In the conversation with Amiram Nir, Rohani said he had met with the leaders of Hezbollah and Palestinian groups. He had promised them that Iran would not abandon them and would give them backing and aid so that they intensify terrorist activities against Israel. But seven years later, in September 1993, he promised that Iran would not act against the Israel-PLO agreement. We rejected the agreement, he said in an interview to Radio Tehran, but we have no intention of launching actions against it, and we have no desire to intervene in the process.7

The "Diplomatic Sheikh" it’s the nickname given to Rouhani by the Iranian media, and he tries to live up to this definition. His remarks exhibit moderate views alongside those uncompromising extreme, depending on the circumstances. In summer 1999, there took place anti-regime demonstrations in Tehran. Rouhani called the protesters ‘enemies of the state’ [“corrupt on earth who waged war on God”17] and promised that they would be arrested and punished. “The agent that has united our people today, is simply indestructible; that agent is Islam and Islamic rule which is the absolute symbol of the Supreme Leadership, he said. “The continuance of this mess is not acceptable for our regime and the people. I issued strict orders against these riotous elements [the students] to confront and severely deal with these opportunists. Wherever they are, we will handle them and suppress them. [People will witness what today's security and disciplinary forces, the heroic members of the Basij (auxiliary militia) will do to these rabble-rousers and thugs, if they dare to imagine that they can continue their so-called peaceful campaign.]”18
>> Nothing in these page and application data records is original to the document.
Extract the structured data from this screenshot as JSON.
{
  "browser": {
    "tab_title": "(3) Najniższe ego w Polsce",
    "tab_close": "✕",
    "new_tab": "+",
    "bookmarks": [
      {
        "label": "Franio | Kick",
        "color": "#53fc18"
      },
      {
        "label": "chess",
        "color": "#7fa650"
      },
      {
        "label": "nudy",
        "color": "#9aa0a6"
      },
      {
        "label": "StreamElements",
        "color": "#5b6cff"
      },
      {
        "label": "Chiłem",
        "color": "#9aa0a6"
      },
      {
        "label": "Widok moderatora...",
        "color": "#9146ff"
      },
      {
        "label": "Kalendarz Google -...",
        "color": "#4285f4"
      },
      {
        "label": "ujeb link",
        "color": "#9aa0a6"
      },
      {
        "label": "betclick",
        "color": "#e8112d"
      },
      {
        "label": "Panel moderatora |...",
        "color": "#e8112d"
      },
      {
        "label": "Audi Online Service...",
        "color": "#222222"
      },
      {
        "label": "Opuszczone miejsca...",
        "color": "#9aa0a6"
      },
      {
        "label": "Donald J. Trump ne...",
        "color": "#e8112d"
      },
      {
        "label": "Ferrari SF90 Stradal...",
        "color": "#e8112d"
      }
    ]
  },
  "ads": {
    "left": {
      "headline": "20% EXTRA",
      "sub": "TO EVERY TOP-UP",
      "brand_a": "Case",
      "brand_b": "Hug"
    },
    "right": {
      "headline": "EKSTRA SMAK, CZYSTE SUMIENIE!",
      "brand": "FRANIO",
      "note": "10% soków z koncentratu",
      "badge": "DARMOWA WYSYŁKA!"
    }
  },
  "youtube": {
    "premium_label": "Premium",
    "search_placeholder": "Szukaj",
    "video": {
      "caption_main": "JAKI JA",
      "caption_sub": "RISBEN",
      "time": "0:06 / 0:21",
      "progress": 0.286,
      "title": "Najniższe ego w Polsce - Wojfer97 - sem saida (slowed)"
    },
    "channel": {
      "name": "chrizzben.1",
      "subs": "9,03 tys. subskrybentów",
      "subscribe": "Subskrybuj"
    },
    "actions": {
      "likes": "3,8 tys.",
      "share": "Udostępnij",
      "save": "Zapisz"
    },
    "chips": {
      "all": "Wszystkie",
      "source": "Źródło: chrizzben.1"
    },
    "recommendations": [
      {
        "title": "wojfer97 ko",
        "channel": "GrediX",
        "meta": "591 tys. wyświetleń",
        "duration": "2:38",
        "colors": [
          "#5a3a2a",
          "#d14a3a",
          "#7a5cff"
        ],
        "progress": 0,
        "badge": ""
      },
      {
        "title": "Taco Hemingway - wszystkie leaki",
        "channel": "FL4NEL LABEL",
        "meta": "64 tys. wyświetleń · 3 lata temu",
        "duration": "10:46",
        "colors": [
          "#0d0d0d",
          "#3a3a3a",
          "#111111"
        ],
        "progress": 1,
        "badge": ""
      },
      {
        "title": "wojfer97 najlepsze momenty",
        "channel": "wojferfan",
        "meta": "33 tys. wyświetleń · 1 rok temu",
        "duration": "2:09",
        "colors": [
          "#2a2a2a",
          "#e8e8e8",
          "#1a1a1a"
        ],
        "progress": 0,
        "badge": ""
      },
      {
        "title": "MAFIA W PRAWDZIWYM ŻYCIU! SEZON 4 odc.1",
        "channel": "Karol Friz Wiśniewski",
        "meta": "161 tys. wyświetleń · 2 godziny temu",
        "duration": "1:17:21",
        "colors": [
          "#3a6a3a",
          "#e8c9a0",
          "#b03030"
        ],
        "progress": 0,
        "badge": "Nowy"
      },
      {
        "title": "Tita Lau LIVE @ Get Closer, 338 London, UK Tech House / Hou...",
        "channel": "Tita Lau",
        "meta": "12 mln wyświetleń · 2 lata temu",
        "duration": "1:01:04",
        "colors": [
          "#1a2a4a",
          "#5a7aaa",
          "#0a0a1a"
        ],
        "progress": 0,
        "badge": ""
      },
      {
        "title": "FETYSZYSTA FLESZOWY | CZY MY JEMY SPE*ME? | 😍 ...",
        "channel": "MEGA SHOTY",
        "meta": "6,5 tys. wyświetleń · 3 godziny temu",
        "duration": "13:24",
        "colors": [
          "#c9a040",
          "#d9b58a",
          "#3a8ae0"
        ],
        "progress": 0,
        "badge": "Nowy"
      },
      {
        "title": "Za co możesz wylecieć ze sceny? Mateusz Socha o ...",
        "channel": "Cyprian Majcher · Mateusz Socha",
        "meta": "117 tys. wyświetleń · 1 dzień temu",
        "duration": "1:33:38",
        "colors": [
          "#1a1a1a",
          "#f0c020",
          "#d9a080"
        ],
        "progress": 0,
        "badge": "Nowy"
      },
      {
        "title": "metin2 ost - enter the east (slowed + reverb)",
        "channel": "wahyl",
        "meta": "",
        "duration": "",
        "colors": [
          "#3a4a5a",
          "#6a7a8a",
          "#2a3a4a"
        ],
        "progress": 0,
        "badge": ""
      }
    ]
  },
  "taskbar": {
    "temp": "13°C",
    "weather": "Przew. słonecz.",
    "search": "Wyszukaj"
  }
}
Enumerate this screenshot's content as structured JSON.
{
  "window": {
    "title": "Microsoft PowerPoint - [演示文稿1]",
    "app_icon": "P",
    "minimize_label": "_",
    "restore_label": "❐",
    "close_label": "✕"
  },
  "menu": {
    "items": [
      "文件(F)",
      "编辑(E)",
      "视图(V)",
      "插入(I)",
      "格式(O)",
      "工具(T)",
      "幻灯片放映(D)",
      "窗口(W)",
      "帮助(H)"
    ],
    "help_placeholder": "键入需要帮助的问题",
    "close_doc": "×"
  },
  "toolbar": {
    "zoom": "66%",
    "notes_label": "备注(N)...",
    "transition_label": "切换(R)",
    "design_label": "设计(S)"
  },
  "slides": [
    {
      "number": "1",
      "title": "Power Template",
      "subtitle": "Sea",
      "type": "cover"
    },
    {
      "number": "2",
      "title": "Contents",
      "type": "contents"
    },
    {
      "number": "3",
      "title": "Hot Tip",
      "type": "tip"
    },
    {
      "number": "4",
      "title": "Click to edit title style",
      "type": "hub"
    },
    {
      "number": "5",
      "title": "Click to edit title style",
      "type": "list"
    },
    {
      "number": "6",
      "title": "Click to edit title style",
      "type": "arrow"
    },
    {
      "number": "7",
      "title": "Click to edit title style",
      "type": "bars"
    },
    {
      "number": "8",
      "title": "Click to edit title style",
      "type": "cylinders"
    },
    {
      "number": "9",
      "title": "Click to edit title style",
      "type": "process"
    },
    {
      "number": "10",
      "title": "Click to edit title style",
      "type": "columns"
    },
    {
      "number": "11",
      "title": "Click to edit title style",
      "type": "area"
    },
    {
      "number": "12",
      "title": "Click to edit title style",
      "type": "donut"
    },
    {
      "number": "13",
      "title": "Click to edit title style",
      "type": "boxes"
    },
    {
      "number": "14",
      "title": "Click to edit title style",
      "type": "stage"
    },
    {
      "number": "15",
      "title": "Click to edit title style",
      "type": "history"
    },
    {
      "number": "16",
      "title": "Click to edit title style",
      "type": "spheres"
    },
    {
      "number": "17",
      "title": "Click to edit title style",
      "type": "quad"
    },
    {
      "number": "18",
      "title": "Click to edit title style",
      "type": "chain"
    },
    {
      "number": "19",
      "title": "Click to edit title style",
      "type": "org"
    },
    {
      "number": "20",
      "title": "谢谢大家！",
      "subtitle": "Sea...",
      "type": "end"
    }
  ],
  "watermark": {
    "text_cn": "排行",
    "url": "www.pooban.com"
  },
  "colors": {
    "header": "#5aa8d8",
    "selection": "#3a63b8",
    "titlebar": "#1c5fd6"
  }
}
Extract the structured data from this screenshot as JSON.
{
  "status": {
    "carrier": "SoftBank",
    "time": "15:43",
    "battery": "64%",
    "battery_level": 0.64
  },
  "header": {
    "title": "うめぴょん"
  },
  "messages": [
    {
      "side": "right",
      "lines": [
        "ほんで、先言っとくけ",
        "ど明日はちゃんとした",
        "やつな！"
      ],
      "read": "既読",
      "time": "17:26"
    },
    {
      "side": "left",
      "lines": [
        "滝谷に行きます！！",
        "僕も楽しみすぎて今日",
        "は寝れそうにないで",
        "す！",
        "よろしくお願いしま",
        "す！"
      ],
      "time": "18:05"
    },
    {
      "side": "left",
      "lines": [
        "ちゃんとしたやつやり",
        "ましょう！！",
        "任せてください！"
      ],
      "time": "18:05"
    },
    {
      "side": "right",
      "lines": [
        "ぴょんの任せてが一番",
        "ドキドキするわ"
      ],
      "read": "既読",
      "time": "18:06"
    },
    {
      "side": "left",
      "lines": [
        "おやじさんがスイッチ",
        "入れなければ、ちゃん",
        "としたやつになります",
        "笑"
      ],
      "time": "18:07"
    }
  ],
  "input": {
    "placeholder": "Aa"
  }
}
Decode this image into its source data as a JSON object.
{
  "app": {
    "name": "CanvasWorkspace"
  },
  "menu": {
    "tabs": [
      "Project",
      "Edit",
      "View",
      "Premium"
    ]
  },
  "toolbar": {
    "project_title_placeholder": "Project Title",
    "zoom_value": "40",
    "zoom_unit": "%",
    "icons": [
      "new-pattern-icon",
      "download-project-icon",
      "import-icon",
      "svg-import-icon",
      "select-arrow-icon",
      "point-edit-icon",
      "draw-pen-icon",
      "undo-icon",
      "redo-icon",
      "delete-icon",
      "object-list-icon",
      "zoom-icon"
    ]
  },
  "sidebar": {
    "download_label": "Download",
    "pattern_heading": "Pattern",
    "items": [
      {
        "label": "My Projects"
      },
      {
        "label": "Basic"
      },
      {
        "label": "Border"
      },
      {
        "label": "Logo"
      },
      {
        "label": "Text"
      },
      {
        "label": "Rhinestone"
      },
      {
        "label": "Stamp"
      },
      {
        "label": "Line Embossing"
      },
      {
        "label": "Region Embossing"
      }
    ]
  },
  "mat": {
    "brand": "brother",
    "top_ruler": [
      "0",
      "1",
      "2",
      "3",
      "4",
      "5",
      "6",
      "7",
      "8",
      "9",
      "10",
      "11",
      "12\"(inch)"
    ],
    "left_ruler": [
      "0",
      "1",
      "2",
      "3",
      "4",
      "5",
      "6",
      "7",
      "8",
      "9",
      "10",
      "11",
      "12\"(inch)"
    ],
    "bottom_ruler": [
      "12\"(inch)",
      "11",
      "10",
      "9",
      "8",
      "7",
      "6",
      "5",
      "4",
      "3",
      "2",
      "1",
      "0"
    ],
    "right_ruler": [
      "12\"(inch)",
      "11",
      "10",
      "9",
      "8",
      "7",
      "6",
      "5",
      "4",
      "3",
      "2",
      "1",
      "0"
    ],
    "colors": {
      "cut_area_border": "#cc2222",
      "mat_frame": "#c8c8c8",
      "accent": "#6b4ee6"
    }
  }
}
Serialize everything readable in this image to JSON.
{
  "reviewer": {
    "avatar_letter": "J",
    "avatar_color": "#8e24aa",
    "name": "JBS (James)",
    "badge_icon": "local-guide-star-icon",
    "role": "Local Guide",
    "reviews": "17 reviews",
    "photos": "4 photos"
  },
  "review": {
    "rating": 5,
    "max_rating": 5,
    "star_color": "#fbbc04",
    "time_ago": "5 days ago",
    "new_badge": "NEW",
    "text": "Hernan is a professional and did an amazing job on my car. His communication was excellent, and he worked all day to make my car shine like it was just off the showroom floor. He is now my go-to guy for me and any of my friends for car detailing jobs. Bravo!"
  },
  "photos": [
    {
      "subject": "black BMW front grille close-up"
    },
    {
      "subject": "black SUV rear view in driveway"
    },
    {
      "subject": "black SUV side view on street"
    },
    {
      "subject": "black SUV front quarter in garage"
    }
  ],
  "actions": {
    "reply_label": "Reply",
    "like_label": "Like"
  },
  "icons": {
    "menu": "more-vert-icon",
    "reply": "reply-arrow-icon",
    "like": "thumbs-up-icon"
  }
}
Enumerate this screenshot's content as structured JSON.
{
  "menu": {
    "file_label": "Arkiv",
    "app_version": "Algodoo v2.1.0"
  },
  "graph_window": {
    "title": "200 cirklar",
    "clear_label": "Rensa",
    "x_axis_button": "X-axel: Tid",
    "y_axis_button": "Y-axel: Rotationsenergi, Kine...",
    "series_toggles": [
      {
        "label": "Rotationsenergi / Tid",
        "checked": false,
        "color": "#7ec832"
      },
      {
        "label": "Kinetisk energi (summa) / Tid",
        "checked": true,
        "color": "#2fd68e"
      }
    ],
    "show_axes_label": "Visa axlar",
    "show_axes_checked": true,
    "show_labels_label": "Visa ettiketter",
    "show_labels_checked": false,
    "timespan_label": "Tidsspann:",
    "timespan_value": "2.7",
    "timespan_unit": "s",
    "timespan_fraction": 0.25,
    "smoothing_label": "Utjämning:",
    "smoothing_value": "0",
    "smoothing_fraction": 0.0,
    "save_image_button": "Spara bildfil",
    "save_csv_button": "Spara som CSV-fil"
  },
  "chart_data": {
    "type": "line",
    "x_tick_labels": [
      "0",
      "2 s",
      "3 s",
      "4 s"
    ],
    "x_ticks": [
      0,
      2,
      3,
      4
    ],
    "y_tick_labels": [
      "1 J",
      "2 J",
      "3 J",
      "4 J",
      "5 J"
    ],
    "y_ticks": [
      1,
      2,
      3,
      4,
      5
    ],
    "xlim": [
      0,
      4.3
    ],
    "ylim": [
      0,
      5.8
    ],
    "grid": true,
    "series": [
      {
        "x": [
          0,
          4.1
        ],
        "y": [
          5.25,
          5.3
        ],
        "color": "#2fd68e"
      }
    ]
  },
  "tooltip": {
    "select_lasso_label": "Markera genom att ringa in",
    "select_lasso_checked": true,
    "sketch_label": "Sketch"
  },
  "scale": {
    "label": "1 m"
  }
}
And yet, despite the skeletons found under the robe, his statements of the recent weeks reveal a moderate leader. Radio Free Europe collected together such statements from an interview with the Sharq daily newspaper, Rouhani's website, and the televised presidential debates. All the people in our country, no matter which ethnicity or tribe they're from, should feel they're the citizens of one country and enjoy equal rights, he asserted. We need moderation and rationality; we have to move away from extremism... If we want to compete with countries like Turkey, Malaysia, and South Korea, we need to create a real revolution in our economy... We have to give people a free hand; we shouldn't intervene so much in people's private lives and culture... In a government of 'Hope and Prudence,' men and women, boys and girls will feel free.”19


Over the years, he issued radical statements and more moderate statements, says Prof. David Menashri. I would associate him with the mainstream. Relative to all other competitors in the presidential race, Rouhani is indeed moderate. Compared to what it was before, there is a chance for a breakthrough and a new beginning, but in the meantime, it is too early to determine what’s going to happen in Iran. Nobody knows yet where he will go.



Original Hebrew article:


Photo credit: CNN - Iran declares new president;

Wikipedia - Cover of the 3rd edition of the book "National Security and Nuclear Diplomacy;"


AP/Haaretz - Then-IAEA head Mohamed ElBaradei meeting in 2003 with Iran’s Hassan Rouhani;


The Green Voice of Freedom/The Telegraph;


AP/Ebrahim Noroozi/CBC - Supporters of Iranian presidential candidate Hassan Rouhani celebrate his election victory in Tehran







4.;, p. 8

5. p. 8

6., p. 4-5

7. The remark has not yet been verified; it may constitute a generalization of Mr. Rouhani’s words - as a large part of the quotes throughout the original Hebrew text

8., p. 13;

[Assumingly, Mr. Rouhani could have used parts of his 2004 speech in the 2006 speech as well]


10., p. 16-17;, p.3

11., p. 38

12. Ibid., p.16

13.;, p. 4;, p. 7


15., p. 6






* a legal opinion or decree handed down by an Islamic religious leader